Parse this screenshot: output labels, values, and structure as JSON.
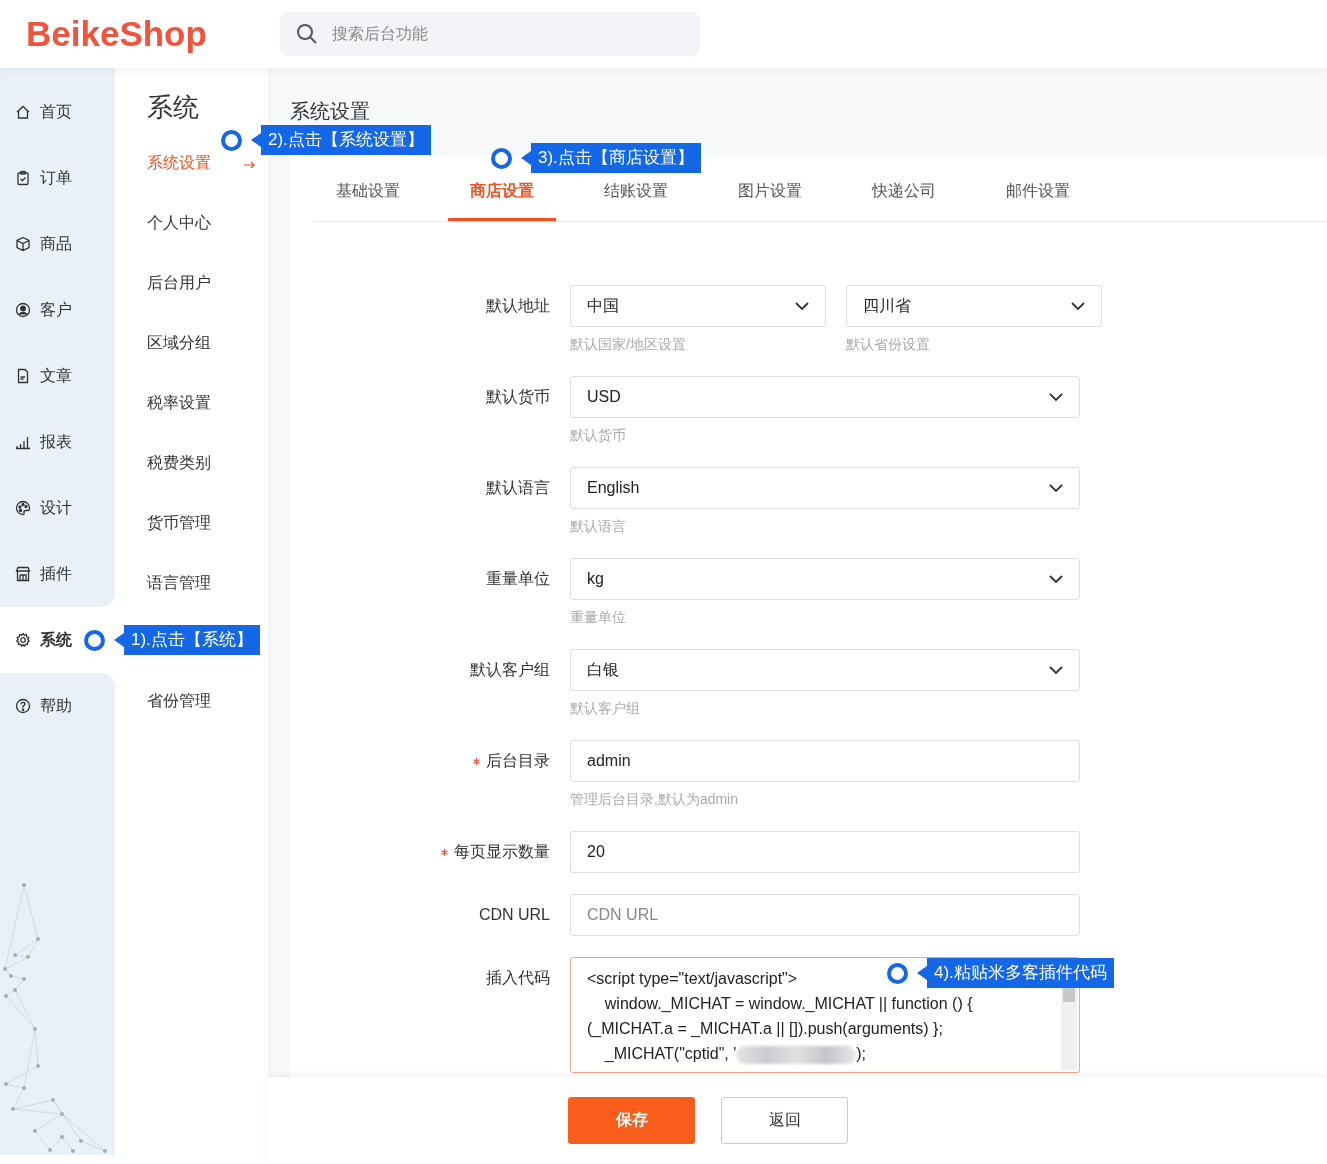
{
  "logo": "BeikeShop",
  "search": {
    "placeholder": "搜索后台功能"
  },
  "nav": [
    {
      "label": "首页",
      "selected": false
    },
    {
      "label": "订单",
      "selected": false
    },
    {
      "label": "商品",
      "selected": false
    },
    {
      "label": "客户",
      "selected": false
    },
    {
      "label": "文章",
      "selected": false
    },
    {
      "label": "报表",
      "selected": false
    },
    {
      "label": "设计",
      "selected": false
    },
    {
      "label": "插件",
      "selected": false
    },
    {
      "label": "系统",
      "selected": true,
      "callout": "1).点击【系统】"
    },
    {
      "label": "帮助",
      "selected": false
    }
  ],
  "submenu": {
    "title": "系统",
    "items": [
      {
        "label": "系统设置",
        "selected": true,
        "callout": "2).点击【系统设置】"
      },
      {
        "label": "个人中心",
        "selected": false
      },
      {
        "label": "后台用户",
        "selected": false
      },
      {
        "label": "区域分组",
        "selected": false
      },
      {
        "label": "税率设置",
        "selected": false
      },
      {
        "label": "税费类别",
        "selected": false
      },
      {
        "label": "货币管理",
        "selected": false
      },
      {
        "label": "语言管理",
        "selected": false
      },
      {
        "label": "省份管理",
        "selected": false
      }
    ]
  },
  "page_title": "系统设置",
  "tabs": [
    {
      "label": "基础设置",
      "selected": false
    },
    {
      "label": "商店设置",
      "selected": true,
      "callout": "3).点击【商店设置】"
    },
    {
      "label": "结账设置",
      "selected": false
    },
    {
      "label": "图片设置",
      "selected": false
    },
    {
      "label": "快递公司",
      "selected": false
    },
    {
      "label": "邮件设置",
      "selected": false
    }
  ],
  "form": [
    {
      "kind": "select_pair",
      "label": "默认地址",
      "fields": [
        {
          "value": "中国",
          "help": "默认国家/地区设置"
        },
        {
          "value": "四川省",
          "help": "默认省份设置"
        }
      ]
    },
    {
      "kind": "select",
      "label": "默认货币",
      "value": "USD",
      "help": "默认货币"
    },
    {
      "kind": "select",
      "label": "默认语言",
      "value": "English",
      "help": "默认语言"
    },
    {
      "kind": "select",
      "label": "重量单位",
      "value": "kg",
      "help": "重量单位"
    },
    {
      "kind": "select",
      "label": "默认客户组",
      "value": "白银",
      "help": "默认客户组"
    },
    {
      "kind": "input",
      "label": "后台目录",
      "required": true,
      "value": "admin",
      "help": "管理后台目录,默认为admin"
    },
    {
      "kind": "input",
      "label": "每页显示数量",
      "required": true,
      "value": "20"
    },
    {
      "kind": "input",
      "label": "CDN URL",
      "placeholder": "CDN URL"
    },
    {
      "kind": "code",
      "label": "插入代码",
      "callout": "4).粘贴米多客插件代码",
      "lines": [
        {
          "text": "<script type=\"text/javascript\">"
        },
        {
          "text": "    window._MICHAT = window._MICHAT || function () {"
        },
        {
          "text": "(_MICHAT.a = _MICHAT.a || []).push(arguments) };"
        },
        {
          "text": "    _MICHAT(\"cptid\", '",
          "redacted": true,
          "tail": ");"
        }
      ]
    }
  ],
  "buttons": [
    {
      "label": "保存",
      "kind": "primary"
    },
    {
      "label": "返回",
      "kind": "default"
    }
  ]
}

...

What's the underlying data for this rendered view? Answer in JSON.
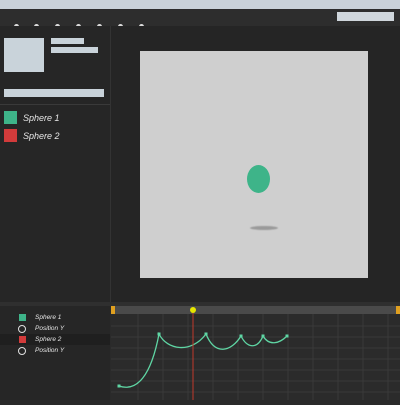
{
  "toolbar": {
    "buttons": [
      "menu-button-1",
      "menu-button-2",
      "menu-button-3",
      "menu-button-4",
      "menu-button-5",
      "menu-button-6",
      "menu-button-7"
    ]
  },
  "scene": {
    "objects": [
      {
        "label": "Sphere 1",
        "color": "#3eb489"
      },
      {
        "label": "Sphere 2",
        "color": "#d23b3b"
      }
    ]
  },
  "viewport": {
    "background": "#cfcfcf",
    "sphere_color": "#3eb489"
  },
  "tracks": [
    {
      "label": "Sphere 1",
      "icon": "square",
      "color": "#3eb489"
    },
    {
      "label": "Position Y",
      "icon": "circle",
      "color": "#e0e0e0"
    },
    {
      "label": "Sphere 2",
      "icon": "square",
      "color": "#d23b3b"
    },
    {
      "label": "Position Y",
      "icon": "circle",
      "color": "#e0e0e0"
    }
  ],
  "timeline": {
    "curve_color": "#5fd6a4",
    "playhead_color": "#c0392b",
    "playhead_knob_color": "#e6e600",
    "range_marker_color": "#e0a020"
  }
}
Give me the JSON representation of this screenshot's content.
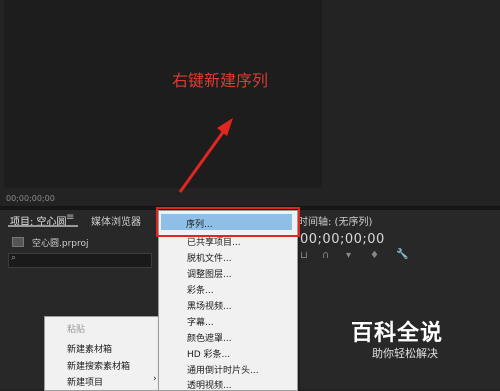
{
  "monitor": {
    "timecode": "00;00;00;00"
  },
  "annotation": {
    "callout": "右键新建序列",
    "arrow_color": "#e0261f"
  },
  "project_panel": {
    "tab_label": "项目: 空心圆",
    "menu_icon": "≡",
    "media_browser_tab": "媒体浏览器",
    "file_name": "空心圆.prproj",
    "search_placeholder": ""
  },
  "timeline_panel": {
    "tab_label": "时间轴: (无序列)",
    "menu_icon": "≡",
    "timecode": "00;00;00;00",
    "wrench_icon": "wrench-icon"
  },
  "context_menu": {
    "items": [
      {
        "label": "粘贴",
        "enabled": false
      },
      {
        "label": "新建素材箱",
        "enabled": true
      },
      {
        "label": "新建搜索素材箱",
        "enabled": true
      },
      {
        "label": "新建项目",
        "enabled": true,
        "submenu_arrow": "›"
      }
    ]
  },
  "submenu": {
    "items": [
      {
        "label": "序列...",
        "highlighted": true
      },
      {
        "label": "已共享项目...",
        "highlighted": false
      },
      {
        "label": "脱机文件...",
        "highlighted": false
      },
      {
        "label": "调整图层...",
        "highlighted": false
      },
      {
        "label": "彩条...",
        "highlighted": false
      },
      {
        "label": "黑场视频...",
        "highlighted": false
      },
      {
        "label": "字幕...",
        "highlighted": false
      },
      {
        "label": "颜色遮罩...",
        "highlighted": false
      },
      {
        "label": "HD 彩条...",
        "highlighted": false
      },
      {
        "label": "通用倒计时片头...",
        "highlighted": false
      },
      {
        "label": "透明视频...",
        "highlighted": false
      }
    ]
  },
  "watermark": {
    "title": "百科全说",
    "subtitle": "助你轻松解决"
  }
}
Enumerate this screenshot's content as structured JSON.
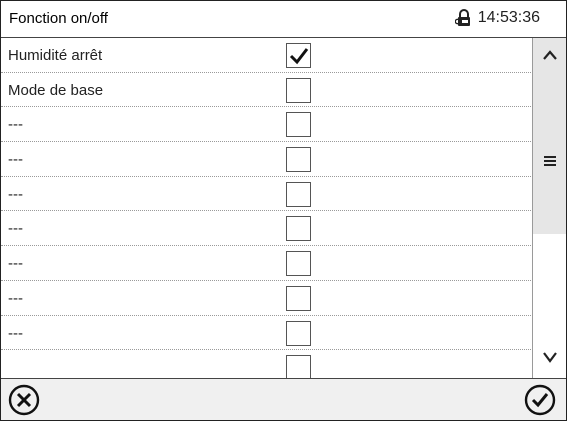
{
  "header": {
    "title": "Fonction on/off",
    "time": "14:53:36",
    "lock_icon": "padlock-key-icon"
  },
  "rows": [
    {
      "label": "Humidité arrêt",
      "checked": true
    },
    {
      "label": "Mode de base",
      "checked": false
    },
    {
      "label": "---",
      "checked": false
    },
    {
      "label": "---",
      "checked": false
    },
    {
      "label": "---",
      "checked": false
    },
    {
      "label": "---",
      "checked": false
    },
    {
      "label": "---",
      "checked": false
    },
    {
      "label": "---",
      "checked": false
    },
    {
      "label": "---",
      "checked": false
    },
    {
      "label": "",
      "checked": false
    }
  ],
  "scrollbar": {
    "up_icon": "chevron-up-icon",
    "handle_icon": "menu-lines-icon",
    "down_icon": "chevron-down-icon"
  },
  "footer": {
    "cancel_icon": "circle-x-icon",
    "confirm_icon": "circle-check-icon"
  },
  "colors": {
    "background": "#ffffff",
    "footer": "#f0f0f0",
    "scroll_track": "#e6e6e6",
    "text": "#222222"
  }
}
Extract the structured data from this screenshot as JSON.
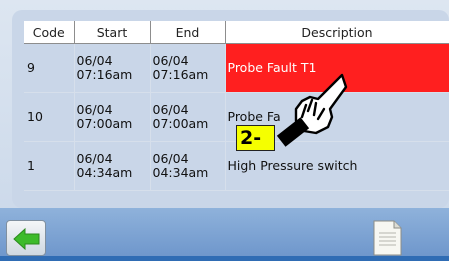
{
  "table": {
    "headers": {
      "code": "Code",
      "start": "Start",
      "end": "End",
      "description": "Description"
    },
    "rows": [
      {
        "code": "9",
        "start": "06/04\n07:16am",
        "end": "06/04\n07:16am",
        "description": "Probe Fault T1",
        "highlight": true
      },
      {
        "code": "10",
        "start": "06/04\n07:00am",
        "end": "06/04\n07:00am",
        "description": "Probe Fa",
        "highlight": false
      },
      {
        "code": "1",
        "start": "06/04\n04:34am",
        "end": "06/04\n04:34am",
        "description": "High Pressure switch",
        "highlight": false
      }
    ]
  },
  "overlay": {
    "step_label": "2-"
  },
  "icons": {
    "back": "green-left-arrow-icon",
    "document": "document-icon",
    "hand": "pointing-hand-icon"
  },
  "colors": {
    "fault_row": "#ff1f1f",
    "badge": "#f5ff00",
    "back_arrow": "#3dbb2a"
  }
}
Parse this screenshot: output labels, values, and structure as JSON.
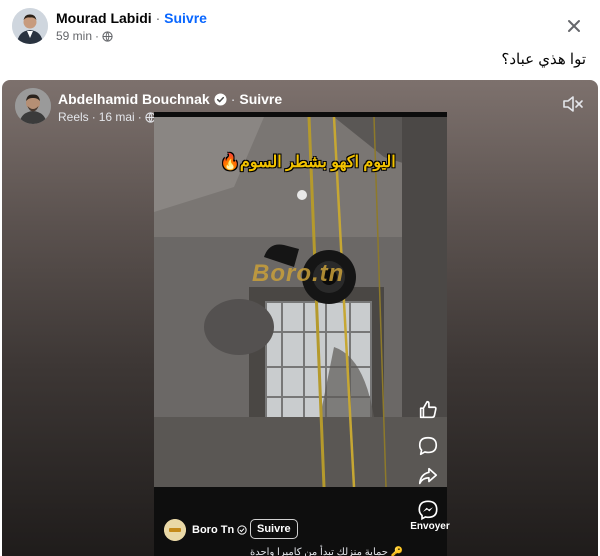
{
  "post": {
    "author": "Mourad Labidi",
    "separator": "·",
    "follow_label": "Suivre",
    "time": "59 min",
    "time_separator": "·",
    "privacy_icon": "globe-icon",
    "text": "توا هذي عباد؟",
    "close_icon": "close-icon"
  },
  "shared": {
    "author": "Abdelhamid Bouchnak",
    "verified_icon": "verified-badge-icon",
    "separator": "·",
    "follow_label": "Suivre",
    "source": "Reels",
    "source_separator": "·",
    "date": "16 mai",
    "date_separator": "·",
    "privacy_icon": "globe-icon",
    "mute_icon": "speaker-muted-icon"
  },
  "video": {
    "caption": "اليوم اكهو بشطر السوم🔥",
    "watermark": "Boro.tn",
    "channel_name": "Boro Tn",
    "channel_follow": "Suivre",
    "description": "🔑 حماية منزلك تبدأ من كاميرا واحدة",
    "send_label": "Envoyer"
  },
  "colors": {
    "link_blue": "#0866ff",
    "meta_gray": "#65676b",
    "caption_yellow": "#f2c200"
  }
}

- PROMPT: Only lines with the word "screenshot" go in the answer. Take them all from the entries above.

- RESULT OF THE EXERCISE:
Parse this screenshot: output labels, values, and structure as JSON.
Give me the JSON representation of this screenshot's content.
Enumerate this screenshot's content as structured JSON.
Extract the structured data from this screenshot as JSON.
Parse this screenshot: output labels, values, and structure as JSON.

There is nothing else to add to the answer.